About this task:
These entries are to be set down again exactly.

Material for the task:
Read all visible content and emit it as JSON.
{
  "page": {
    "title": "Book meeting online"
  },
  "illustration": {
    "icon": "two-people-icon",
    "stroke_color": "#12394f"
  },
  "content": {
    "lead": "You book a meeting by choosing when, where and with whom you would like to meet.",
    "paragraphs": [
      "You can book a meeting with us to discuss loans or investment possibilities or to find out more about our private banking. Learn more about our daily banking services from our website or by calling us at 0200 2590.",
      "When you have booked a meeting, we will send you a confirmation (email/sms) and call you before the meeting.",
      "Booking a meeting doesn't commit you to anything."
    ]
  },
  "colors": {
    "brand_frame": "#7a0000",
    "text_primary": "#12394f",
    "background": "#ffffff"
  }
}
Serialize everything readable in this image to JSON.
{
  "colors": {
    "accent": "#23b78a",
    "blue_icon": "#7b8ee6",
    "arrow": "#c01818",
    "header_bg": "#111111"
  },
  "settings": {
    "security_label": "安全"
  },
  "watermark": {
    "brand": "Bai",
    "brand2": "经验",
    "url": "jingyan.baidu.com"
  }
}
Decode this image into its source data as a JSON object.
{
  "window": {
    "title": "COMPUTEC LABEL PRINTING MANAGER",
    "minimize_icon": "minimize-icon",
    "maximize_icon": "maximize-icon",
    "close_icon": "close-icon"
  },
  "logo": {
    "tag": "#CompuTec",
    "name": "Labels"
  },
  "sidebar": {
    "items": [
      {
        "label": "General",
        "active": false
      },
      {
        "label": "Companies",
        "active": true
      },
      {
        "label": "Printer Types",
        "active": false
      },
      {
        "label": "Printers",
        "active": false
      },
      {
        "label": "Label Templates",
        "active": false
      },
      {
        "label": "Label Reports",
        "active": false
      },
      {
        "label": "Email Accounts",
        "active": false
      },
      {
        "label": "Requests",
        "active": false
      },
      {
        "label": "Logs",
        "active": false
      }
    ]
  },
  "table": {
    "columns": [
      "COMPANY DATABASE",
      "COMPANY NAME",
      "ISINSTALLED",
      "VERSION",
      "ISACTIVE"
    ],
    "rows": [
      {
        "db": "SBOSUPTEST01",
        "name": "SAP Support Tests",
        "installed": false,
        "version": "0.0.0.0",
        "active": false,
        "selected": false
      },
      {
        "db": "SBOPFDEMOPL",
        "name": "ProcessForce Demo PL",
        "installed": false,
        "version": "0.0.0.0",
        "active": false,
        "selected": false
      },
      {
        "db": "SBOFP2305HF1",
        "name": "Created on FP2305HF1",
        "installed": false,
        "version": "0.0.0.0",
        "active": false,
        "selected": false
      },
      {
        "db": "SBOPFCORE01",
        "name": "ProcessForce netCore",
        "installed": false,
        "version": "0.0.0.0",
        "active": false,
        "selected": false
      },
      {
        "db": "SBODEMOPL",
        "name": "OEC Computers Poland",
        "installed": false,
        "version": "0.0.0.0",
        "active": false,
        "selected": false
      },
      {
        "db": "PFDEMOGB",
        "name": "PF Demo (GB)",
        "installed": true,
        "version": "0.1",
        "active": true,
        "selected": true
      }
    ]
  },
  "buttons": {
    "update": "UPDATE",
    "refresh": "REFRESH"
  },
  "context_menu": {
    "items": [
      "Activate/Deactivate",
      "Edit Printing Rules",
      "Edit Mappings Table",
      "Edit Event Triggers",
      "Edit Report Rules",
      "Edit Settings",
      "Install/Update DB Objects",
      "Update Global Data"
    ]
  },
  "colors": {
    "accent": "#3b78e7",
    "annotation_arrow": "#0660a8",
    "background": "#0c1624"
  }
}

Solution for this task:
Read all visible content and emit it as JSON.
{
  "page": {
    "title": "Book meeting online"
  },
  "illustration": {
    "icon": "two-people-icon",
    "stroke_color": "#12394f"
  },
  "content": {
    "lead": "You book a meeting by choosing when, where and with whom you would like to meet.",
    "paragraphs": [
      "You can book a meeting with us to discuss loans or investment possibilities or to find out more about our private banking. Learn more about our daily banking services from our website or by calling us at 0200 2590.",
      "When you have booked a meeting, we will send you a confirmation (email/sms) and call you before the meeting.",
      "Booking a meeting doesn't commit you to anything."
    ]
  },
  "colors": {
    "brand_frame": "#7a0000",
    "text_primary": "#12394f",
    "background": "#ffffff"
  }
}
Serialize everything readable in this image to JSON.
{
  "colors": {
    "accent": "#23b78a",
    "blue_icon": "#7b8ee6",
    "arrow": "#c01818",
    "header_bg": "#111111"
  },
  "settings": {
    "security_label": "安全"
  },
  "watermark": {
    "brand": "Bai",
    "brand2": "经验",
    "url": "jingyan.baidu.com"
  }
}
Decode this image into its source data as a JSON object.
{
  "window": {
    "title": "COMPUTEC LABEL PRINTING MANAGER",
    "minimize_icon": "minimize-icon",
    "maximize_icon": "maximize-icon",
    "close_icon": "close-icon"
  },
  "logo": {
    "tag": "#CompuTec",
    "name": "Labels"
  },
  "sidebar": {
    "items": [
      {
        "label": "General",
        "active": false
      },
      {
        "label": "Companies",
        "active": true
      },
      {
        "label": "Printer Types",
        "active": false
      },
      {
        "label": "Printers",
        "active": false
      },
      {
        "label": "Label Templates",
        "active": false
      },
      {
        "label": "Label Reports",
        "active": false
      },
      {
        "label": "Email Accounts",
        "active": false
      },
      {
        "label": "Requests",
        "active": false
      },
      {
        "label": "Logs",
        "active": false
      }
    ]
  },
  "table": {
    "columns": [
      "COMPANY DATABASE",
      "COMPANY NAME",
      "ISINSTALLED",
      "VERSION",
      "ISACTIVE"
    ],
    "rows": [
      {
        "db": "SBOSUPTEST01",
        "name": "SAP Support Tests",
        "installed": false,
        "version": "0.0.0.0",
        "active": false,
        "selected": false
      },
      {
        "db": "SBOPFDEMOPL",
        "name": "ProcessForce Demo PL",
        "installed": false,
        "version": "0.0.0.0",
        "active": false,
        "selected": false
      },
      {
        "db": "SBOFP2305HF1",
        "name": "Created on FP2305HF1",
        "installed": false,
        "version": "0.0.0.0",
        "active": false,
        "selected": false
      },
      {
        "db": "SBOPFCORE01",
        "name": "ProcessForce netCore",
        "installed": false,
        "version": "0.0.0.0",
        "active": false,
        "selected": false
      },
      {
        "db": "SBODEMOPL",
        "name": "OEC Computers Poland",
        "installed": false,
        "version": "0.0.0.0",
        "active": false,
        "selected": false
      },
      {
        "db": "PFDEMOGB",
        "name": "PF Demo (GB)",
        "installed": true,
        "version": "0.1",
        "active": true,
        "selected": true
      }
    ]
  },
  "buttons": {
    "update": "UPDATE",
    "refresh": "REFRESH"
  },
  "context_menu": {
    "items": [
      "Activate/Deactivate",
      "Edit Printing Rules",
      "Edit Mappings Table",
      "Edit Event Triggers",
      "Edit Report Rules",
      "Edit Settings",
      "Install/Update DB Objects",
      "Update Global Data"
    ]
  },
  "colors": {
    "accent": "#3b78e7",
    "annotation_arrow": "#0660a8",
    "background": "#0c1624"
  }
}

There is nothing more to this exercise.